==== RECORDS
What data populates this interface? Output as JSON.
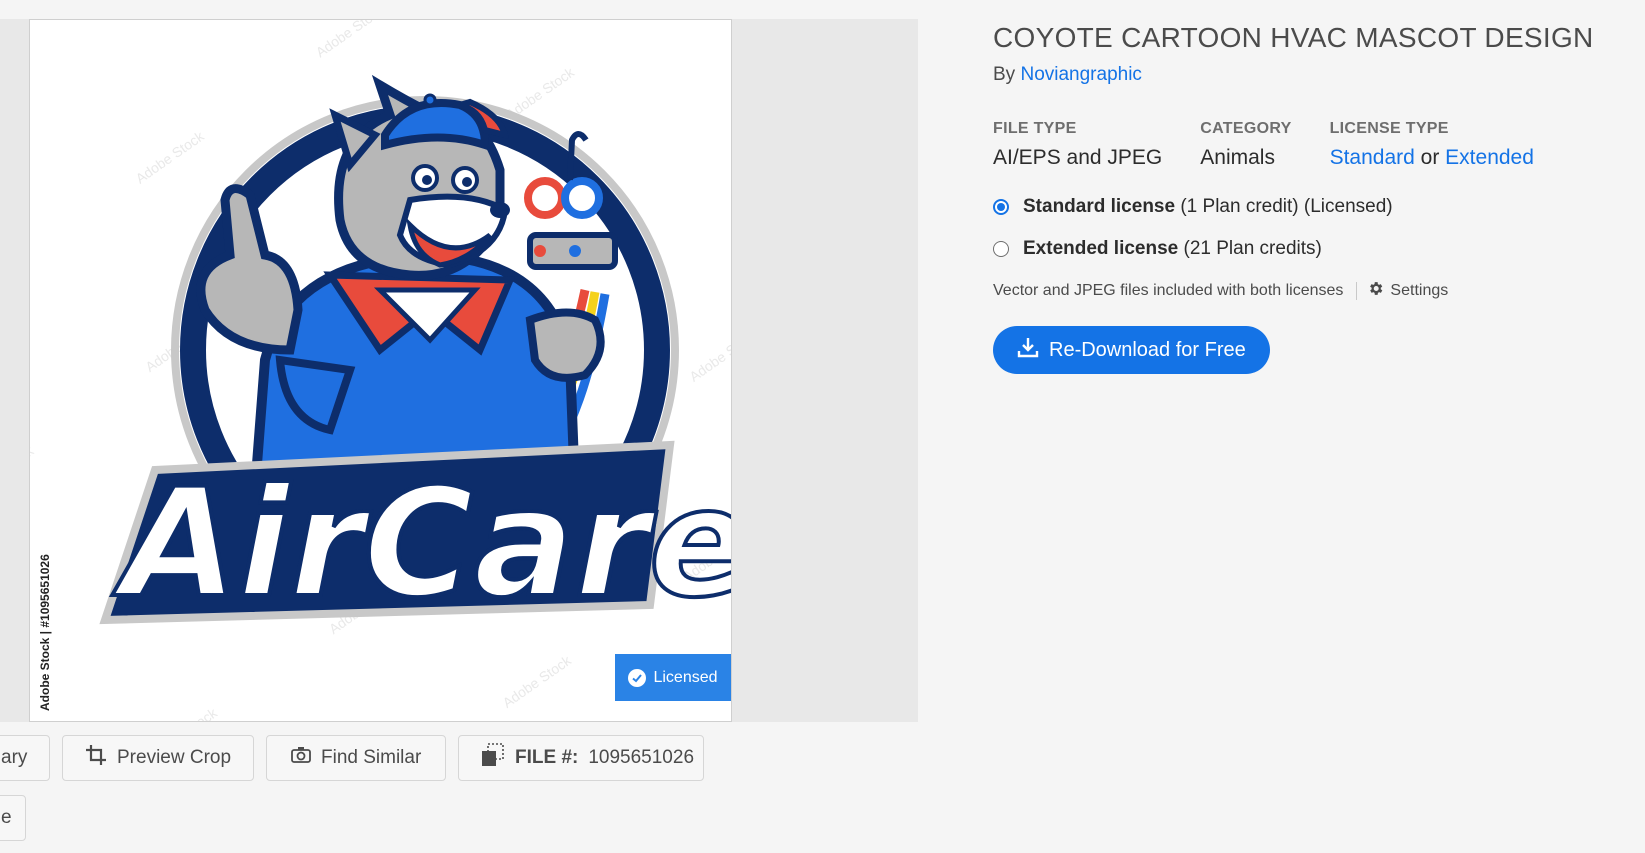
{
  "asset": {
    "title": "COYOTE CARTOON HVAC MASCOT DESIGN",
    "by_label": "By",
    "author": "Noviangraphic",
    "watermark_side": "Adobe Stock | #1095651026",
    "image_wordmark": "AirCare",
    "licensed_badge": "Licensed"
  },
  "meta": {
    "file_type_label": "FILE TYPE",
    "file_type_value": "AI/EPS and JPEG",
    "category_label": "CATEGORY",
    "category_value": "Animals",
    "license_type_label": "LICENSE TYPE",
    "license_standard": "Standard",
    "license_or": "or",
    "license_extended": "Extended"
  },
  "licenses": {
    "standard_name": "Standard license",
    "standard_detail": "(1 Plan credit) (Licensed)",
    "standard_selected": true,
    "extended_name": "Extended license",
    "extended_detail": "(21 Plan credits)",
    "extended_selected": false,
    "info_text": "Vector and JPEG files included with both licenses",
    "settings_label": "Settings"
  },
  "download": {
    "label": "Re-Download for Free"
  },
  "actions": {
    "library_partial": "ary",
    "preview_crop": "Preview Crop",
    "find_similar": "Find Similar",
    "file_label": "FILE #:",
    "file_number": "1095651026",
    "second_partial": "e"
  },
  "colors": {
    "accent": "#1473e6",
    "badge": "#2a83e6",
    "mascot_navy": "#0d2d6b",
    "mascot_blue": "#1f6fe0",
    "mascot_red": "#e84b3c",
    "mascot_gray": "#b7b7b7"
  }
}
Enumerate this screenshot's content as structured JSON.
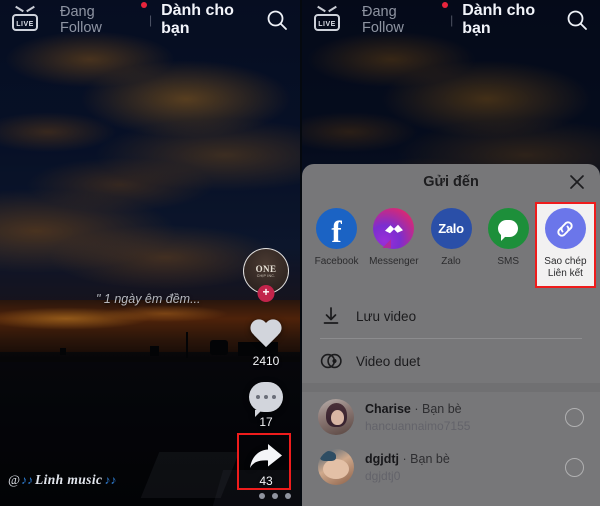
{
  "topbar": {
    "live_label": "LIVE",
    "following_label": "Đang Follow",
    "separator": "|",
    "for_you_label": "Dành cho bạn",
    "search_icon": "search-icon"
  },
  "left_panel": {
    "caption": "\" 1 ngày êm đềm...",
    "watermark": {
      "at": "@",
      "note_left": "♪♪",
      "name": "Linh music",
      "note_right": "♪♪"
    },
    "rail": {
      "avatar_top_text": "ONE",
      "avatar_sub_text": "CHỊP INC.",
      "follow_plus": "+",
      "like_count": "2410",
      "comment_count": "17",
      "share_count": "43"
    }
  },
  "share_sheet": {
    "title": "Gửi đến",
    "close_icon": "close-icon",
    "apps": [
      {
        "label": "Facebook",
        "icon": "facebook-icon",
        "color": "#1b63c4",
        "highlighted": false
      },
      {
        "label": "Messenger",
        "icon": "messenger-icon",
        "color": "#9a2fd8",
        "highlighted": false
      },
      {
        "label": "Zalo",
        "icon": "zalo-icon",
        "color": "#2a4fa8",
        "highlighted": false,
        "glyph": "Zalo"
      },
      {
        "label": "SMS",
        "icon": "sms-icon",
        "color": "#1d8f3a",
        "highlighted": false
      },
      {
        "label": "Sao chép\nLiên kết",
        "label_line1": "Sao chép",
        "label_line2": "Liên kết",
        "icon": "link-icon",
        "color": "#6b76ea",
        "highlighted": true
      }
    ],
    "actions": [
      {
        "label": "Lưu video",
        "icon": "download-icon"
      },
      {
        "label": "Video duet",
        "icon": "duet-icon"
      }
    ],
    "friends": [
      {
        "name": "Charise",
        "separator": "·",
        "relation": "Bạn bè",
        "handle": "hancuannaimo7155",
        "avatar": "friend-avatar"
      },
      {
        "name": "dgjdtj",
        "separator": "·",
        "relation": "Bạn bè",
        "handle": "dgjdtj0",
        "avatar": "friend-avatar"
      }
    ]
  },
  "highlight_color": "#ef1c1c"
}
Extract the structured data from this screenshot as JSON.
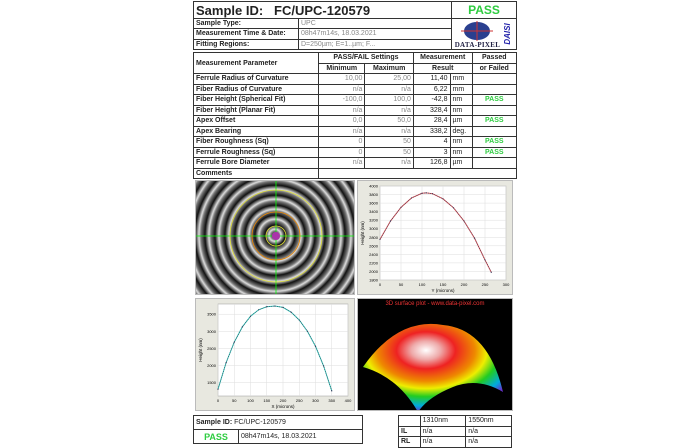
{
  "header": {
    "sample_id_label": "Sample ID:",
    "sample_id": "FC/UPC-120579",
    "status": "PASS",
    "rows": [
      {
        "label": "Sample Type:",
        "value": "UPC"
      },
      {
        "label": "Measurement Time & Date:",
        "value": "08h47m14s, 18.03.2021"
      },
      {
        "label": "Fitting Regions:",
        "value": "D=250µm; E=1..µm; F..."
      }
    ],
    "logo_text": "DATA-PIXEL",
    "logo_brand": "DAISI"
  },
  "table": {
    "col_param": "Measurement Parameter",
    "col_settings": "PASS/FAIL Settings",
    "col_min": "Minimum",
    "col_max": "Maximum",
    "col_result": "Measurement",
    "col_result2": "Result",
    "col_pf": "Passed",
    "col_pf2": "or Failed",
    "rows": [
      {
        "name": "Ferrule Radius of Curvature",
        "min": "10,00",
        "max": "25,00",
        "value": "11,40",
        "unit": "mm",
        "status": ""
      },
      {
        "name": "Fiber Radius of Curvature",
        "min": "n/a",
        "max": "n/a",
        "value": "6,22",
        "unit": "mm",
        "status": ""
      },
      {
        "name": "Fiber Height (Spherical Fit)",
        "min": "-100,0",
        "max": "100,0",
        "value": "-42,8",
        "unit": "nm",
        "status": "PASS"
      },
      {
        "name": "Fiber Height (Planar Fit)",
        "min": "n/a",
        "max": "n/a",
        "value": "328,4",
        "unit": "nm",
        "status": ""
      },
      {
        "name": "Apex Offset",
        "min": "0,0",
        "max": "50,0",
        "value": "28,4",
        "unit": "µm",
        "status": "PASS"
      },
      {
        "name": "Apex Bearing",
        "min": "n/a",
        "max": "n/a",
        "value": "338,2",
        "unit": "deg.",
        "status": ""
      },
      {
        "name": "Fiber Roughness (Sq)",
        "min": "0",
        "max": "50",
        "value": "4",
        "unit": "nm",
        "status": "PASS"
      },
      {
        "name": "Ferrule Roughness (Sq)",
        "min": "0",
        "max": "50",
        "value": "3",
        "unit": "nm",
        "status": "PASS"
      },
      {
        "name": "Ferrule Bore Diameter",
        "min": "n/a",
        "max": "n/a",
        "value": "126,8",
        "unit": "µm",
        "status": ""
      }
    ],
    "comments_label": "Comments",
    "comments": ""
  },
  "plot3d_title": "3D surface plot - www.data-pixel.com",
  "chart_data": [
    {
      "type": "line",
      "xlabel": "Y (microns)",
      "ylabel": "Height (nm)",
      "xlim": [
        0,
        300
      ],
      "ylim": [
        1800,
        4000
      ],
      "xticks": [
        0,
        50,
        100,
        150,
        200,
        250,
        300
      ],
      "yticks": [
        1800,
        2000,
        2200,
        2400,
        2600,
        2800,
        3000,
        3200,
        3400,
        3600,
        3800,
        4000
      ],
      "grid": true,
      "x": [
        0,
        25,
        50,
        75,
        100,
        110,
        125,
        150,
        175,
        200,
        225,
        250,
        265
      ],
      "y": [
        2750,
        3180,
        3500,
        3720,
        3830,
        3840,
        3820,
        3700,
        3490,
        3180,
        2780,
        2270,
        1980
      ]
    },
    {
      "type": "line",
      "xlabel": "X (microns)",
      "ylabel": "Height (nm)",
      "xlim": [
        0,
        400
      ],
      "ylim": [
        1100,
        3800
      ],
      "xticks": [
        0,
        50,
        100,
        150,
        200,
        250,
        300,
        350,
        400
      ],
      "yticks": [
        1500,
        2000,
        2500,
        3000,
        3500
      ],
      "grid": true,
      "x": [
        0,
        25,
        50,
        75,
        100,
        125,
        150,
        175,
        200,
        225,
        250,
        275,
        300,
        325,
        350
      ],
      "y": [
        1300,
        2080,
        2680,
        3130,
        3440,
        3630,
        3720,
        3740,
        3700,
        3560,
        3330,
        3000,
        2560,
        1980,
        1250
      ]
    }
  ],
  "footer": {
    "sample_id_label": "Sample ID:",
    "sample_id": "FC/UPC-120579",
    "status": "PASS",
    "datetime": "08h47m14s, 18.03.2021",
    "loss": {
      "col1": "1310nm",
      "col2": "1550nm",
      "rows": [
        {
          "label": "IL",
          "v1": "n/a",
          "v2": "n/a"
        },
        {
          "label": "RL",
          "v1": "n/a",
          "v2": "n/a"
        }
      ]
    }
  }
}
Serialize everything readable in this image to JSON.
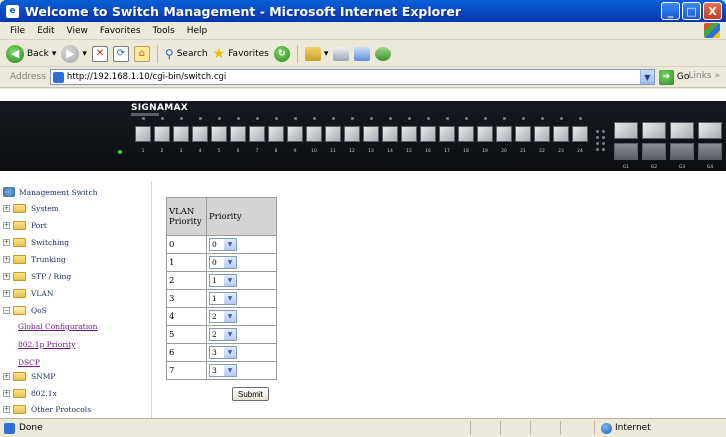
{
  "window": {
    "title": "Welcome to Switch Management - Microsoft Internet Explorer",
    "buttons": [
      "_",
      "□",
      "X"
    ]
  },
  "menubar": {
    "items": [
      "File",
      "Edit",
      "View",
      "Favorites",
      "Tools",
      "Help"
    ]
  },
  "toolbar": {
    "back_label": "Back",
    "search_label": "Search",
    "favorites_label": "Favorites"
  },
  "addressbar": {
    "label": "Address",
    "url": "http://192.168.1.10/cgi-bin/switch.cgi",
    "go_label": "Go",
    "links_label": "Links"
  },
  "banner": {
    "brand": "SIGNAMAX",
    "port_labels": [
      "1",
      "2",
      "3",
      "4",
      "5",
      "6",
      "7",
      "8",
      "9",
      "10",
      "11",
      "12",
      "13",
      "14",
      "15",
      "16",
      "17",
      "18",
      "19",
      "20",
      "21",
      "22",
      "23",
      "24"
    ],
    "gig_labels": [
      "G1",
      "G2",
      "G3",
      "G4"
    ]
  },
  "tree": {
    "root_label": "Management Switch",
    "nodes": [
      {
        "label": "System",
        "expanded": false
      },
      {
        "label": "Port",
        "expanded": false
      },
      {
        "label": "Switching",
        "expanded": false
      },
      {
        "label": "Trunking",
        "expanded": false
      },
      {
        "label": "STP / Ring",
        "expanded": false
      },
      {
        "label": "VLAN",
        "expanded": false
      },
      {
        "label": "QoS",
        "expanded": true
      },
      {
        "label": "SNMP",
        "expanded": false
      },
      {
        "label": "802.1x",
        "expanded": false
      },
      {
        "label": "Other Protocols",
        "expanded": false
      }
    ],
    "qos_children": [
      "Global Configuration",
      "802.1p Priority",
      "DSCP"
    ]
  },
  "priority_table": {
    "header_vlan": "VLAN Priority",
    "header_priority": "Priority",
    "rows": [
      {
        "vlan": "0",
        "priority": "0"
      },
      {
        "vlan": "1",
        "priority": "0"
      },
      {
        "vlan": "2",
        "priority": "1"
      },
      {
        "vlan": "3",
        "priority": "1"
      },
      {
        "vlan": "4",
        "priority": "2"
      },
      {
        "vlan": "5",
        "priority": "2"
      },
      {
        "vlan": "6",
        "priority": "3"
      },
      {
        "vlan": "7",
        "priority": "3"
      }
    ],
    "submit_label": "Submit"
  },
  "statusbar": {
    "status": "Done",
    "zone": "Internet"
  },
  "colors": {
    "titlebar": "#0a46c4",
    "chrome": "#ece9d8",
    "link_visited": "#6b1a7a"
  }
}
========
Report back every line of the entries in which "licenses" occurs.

  "licenses": {
    "info_text": "Vector and JPEG files included with both licenses",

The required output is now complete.